▶ **Exercise prompt**:
Every line below that includes the word "index" needs to be copied.

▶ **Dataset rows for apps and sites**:
--- --- ---

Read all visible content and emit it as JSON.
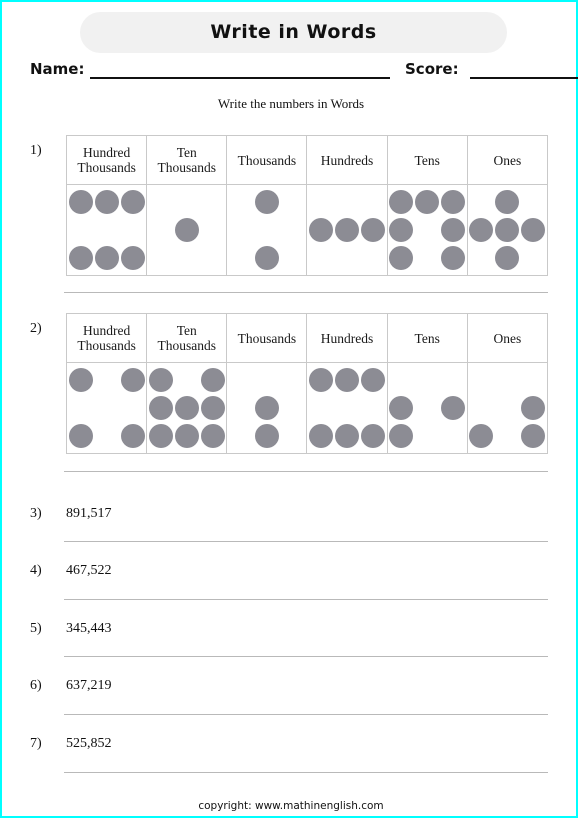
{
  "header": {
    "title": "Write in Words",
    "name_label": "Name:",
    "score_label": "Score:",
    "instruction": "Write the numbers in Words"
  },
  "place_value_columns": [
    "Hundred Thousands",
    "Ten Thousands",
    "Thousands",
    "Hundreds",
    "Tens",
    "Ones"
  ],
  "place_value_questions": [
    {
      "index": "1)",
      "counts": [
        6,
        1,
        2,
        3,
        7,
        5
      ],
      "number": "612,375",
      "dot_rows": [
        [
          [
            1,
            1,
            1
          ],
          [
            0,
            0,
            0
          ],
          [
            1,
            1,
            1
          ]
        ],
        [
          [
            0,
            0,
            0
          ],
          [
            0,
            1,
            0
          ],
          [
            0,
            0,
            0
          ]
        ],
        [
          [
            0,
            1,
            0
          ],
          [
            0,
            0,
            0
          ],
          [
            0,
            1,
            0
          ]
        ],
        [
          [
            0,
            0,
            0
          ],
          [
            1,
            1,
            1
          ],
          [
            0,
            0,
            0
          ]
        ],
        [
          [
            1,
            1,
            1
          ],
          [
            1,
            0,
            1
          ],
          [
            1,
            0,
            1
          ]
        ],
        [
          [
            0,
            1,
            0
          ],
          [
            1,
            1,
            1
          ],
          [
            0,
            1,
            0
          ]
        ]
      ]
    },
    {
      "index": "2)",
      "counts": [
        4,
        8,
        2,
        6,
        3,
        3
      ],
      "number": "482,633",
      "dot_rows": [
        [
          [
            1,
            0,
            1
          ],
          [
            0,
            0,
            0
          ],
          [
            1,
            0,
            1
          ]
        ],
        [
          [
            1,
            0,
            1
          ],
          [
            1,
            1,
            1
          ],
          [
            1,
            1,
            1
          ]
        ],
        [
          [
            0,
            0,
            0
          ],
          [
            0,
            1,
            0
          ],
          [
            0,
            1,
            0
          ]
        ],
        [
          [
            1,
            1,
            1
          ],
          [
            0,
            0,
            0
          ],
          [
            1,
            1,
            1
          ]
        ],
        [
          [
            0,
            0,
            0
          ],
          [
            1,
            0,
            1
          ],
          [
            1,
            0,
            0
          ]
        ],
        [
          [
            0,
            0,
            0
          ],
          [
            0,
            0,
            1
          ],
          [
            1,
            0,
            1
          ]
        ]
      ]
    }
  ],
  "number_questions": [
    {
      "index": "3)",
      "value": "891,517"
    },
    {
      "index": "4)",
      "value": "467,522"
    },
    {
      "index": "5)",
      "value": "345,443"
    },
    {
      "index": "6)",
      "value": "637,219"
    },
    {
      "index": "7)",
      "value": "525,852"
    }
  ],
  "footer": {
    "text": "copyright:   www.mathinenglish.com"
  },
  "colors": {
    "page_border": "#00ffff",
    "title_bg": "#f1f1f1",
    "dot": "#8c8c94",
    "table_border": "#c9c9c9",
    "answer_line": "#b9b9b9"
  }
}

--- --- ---

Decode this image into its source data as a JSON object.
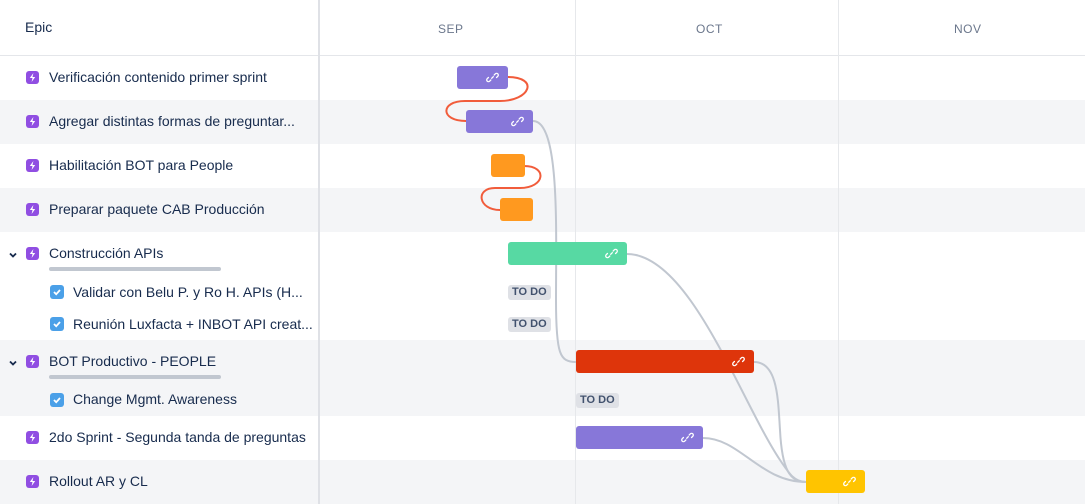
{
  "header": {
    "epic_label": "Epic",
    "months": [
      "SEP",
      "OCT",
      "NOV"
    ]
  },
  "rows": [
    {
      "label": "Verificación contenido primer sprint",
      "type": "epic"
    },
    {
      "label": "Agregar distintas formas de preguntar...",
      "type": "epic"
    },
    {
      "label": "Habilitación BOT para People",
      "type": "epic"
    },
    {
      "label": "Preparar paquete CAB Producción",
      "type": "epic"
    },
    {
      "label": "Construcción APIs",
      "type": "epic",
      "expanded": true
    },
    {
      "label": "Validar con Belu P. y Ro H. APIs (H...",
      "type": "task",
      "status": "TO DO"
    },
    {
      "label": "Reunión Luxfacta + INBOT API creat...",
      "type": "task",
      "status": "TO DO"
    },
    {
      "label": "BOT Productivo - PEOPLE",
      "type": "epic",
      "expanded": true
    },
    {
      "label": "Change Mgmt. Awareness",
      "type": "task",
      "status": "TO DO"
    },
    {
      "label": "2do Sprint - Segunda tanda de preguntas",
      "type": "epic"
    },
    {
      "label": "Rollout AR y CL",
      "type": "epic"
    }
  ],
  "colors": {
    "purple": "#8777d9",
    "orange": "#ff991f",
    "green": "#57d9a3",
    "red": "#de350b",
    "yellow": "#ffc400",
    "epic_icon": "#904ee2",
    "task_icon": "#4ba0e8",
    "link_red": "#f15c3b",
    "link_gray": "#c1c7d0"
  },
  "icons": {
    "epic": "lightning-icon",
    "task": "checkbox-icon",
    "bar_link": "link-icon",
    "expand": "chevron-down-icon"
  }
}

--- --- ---

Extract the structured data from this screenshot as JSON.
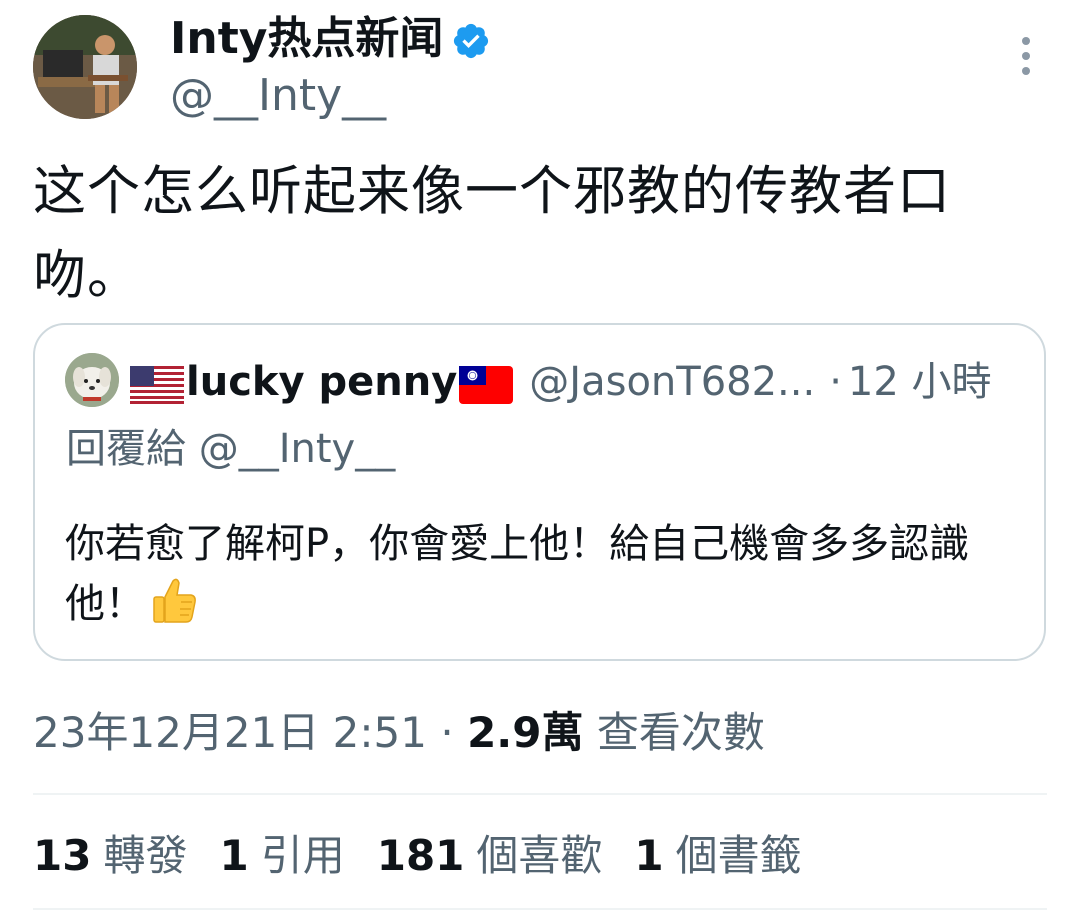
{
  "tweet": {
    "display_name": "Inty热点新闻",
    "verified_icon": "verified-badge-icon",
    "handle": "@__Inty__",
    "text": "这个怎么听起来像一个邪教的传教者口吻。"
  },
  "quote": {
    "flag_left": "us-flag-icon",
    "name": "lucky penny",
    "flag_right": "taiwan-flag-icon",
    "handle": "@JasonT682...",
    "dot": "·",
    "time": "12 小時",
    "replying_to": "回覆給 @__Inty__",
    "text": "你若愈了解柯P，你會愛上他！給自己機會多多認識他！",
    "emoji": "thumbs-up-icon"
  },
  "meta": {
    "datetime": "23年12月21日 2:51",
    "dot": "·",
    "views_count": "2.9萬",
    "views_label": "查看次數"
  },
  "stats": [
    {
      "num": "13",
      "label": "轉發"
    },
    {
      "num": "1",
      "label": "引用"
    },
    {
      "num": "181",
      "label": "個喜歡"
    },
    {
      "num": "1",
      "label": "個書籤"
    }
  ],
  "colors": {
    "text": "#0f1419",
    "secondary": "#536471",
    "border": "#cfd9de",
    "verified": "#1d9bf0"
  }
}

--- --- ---

▶ **Your response**:
      "index": "1)",
      "index": "2)",
      "index": "3)",
      "index": "4)",
      "index": "5)",
      "index": "6)",
      "index": "7)",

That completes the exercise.